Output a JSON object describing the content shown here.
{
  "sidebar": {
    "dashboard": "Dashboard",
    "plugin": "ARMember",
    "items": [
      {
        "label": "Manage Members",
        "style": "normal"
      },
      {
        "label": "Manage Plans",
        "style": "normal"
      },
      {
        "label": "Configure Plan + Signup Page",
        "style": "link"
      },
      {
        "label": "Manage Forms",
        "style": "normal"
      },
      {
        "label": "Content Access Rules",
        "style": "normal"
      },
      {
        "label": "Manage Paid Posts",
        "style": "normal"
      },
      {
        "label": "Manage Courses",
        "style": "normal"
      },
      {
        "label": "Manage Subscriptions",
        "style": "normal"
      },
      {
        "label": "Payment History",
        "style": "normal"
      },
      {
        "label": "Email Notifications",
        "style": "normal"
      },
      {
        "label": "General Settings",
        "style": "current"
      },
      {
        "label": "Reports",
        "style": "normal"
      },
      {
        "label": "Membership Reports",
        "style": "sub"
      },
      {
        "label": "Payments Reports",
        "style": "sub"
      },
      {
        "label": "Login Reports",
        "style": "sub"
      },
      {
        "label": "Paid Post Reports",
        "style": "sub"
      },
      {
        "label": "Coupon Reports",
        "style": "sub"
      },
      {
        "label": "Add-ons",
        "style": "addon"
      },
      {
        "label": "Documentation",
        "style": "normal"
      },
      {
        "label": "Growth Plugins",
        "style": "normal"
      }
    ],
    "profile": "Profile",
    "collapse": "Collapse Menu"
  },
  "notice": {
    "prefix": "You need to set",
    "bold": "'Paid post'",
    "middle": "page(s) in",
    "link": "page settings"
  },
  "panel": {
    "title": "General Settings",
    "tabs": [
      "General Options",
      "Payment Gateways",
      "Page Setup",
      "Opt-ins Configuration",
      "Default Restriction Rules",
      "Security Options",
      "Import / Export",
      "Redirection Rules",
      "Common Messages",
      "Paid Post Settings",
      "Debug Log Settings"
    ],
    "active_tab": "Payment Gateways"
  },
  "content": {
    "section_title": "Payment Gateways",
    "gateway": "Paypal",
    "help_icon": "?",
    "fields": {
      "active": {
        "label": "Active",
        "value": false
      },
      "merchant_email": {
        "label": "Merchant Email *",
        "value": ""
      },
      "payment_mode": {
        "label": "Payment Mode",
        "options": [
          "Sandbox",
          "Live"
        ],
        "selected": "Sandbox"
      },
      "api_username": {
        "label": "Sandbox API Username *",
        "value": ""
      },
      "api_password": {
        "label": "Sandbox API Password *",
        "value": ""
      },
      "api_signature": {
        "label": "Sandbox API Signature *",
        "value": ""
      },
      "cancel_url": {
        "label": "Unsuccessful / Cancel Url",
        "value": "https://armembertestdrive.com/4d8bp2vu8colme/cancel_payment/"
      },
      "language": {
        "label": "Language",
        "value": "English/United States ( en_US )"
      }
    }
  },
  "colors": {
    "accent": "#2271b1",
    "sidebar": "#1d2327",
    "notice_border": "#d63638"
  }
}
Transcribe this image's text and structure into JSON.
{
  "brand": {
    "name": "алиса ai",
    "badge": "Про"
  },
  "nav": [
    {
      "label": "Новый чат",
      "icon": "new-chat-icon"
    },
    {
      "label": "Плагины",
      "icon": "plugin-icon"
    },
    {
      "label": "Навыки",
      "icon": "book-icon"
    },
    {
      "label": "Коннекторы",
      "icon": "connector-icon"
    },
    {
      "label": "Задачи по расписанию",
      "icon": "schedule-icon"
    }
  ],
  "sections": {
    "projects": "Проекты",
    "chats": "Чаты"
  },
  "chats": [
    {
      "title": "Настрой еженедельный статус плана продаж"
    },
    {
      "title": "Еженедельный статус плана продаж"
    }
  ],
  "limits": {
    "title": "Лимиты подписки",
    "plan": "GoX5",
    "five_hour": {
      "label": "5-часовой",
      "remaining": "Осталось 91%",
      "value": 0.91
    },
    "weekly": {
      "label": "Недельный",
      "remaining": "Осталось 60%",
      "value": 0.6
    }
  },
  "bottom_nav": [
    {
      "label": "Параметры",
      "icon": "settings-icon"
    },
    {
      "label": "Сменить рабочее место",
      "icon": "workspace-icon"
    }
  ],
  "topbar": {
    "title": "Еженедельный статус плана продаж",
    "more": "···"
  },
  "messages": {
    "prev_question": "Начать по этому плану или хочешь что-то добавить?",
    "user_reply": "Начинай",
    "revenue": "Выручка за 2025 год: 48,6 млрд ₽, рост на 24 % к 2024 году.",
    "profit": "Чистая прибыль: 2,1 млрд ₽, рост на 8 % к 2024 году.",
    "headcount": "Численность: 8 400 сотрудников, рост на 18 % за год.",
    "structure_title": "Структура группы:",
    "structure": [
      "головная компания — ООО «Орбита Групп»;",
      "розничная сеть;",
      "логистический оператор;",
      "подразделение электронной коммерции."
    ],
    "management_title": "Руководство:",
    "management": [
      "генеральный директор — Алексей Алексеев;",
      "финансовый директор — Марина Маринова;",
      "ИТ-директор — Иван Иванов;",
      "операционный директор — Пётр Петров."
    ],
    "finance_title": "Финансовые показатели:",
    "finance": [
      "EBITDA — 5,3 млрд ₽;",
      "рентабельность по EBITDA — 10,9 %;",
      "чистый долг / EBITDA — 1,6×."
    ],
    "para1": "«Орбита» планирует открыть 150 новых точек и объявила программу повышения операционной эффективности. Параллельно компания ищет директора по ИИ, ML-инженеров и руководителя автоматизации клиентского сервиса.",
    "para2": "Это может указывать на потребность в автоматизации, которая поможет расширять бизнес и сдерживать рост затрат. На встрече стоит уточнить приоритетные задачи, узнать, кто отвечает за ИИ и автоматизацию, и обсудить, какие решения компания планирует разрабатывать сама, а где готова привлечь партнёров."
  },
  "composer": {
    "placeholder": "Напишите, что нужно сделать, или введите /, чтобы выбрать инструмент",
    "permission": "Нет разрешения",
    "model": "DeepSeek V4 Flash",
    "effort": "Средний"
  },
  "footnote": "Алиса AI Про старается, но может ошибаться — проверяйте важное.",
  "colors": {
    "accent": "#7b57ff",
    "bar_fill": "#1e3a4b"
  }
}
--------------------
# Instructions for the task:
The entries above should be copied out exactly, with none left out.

# Task output:
Output a JSON object describing the content shown here.
{
  "sidebar": {
    "dashboard": "Dashboard",
    "plugin": "ARMember",
    "items": [
      {
        "label": "Manage Members",
        "style": "normal"
      },
      {
        "label": "Manage Plans",
        "style": "normal"
      },
      {
        "label": "Configure Plan + Signup Page",
        "style": "link"
      },
      {
        "label": "Manage Forms",
        "style": "normal"
      },
      {
        "label": "Content Access Rules",
        "style": "normal"
      },
      {
        "label": "Manage Paid Posts",
        "style": "normal"
      },
      {
        "label": "Manage Courses",
        "style": "normal"
      },
      {
        "label": "Manage Subscriptions",
        "style": "normal"
      },
      {
        "label": "Payment History",
        "style": "normal"
      },
      {
        "label": "Email Notifications",
        "style": "normal"
      },
      {
        "label": "General Settings",
        "style": "current"
      },
      {
        "label": "Reports",
        "style": "normal"
      },
      {
        "label": "Membership Reports",
        "style": "sub"
      },
      {
        "label": "Payments Reports",
        "style": "sub"
      },
      {
        "label": "Login Reports",
        "style": "sub"
      },
      {
        "label": "Paid Post Reports",
        "style": "sub"
      },
      {
        "label": "Coupon Reports",
        "style": "sub"
      },
      {
        "label": "Add-ons",
        "style": "addon"
      },
      {
        "label": "Documentation",
        "style": "normal"
      },
      {
        "label": "Growth Plugins",
        "style": "normal"
      }
    ],
    "profile": "Profile",
    "collapse": "Collapse Menu"
  },
  "notice": {
    "prefix": "You need to set",
    "bold": "'Paid post'",
    "middle": "page(s) in",
    "link": "page settings"
  },
  "panel": {
    "title": "General Settings",
    "tabs": [
      "General Options",
      "Payment Gateways",
      "Page Setup",
      "Opt-ins Configuration",
      "Default Restriction Rules",
      "Security Options",
      "Import / Export",
      "Redirection Rules",
      "Common Messages",
      "Paid Post Settings",
      "Debug Log Settings"
    ],
    "active_tab": "Payment Gateways"
  },
  "content": {
    "section_title": "Payment Gateways",
    "gateway": "Paypal",
    "help_icon": "?",
    "fields": {
      "active": {
        "label": "Active",
        "value": false
      },
      "merchant_email": {
        "label": "Merchant Email *",
        "value": ""
      },
      "payment_mode": {
        "label": "Payment Mode",
        "options": [
          "Sandbox",
          "Live"
        ],
        "selected": "Sandbox"
      },
      "api_username": {
        "label": "Sandbox API Username *",
        "value": ""
      },
      "api_password": {
        "label": "Sandbox API Password *",
        "value": ""
      },
      "api_signature": {
        "label": "Sandbox API Signature *",
        "value": ""
      },
      "cancel_url": {
        "label": "Unsuccessful / Cancel Url",
        "value": "https://armembertestdrive.com/4d8bp2vu8colme/cancel_payment/"
      },
      "language": {
        "label": "Language",
        "value": "English/United States ( en_US )"
      }
    }
  },
  "colors": {
    "accent": "#2271b1",
    "sidebar": "#1d2327",
    "notice_border": "#d63638"
  }
}
Transcribe this image's text and structure into JSON.
{
  "brand": {
    "name": "алиса ai",
    "badge": "Про"
  },
  "nav": [
    {
      "label": "Новый чат",
      "icon": "new-chat-icon"
    },
    {
      "label": "Плагины",
      "icon": "plugin-icon"
    },
    {
      "label": "Навыки",
      "icon": "book-icon"
    },
    {
      "label": "Коннекторы",
      "icon": "connector-icon"
    },
    {
      "label": "Задачи по расписанию",
      "icon": "schedule-icon"
    }
  ],
  "sections": {
    "projects": "Проекты",
    "chats": "Чаты"
  },
  "chats": [
    {
      "title": "Настрой еженедельный статус плана продаж"
    },
    {
      "title": "Еженедельный статус плана продаж"
    }
  ],
  "limits": {
    "title": "Лимиты подписки",
    "plan": "GoX5",
    "five_hour": {
      "label": "5-часовой",
      "remaining": "Осталось 91%",
      "value": 0.91
    },
    "weekly": {
      "label": "Недельный",
      "remaining": "Осталось 60%",
      "value": 0.6
    }
  },
  "bottom_nav": [
    {
      "label": "Параметры",
      "icon": "settings-icon"
    },
    {
      "label": "Сменить рабочее место",
      "icon": "workspace-icon"
    }
  ],
  "topbar": {
    "title": "Еженедельный статус плана продаж",
    "more": "···"
  },
  "messages": {
    "prev_question": "Начать по этому плану или хочешь что-то добавить?",
    "user_reply": "Начинай",
    "revenue": "Выручка за 2025 год: 48,6 млрд ₽, рост на 24 % к 2024 году.",
    "profit": "Чистая прибыль: 2,1 млрд ₽, рост на 8 % к 2024 году.",
    "headcount": "Численность: 8 400 сотрудников, рост на 18 % за год.",
    "structure_title": "Структура группы:",
    "structure": [
      "головная компания — ООО «Орбита Групп»;",
      "розничная сеть;",
      "логистический оператор;",
      "подразделение электронной коммерции."
    ],
    "management_title": "Руководство:",
    "management": [
      "генеральный директор — Алексей Алексеев;",
      "финансовый директор — Марина Маринова;",
      "ИТ-директор — Иван Иванов;",
      "операционный директор — Пётр Петров."
    ],
    "finance_title": "Финансовые показатели:",
    "finance": [
      "EBITDA — 5,3 млрд ₽;",
      "рентабельность по EBITDA — 10,9 %;",
      "чистый долг / EBITDA — 1,6×."
    ],
    "para1": "«Орбита» планирует открыть 150 новых точек и объявила программу повышения операционной эффективности. Параллельно компания ищет директора по ИИ, ML-инженеров и руководителя автоматизации клиентского сервиса.",
    "para2": "Это может указывать на потребность в автоматизации, которая поможет расширять бизнес и сдерживать рост затрат. На встрече стоит уточнить приоритетные задачи, узнать, кто отвечает за ИИ и автоматизацию, и обсудить, какие решения компания планирует разрабатывать сама, а где готова привлечь партнёров."
  },
  "composer": {
    "placeholder": "Напишите, что нужно сделать, или введите /, чтобы выбрать инструмент",
    "permission": "Нет разрешения",
    "model": "DeepSeek V4 Flash",
    "effort": "Средний"
  },
  "footnote": "Алиса AI Про старается, но может ошибаться — проверяйте важное.",
  "colors": {
    "accent": "#7b57ff",
    "bar_fill": "#1e3a4b"
  }
}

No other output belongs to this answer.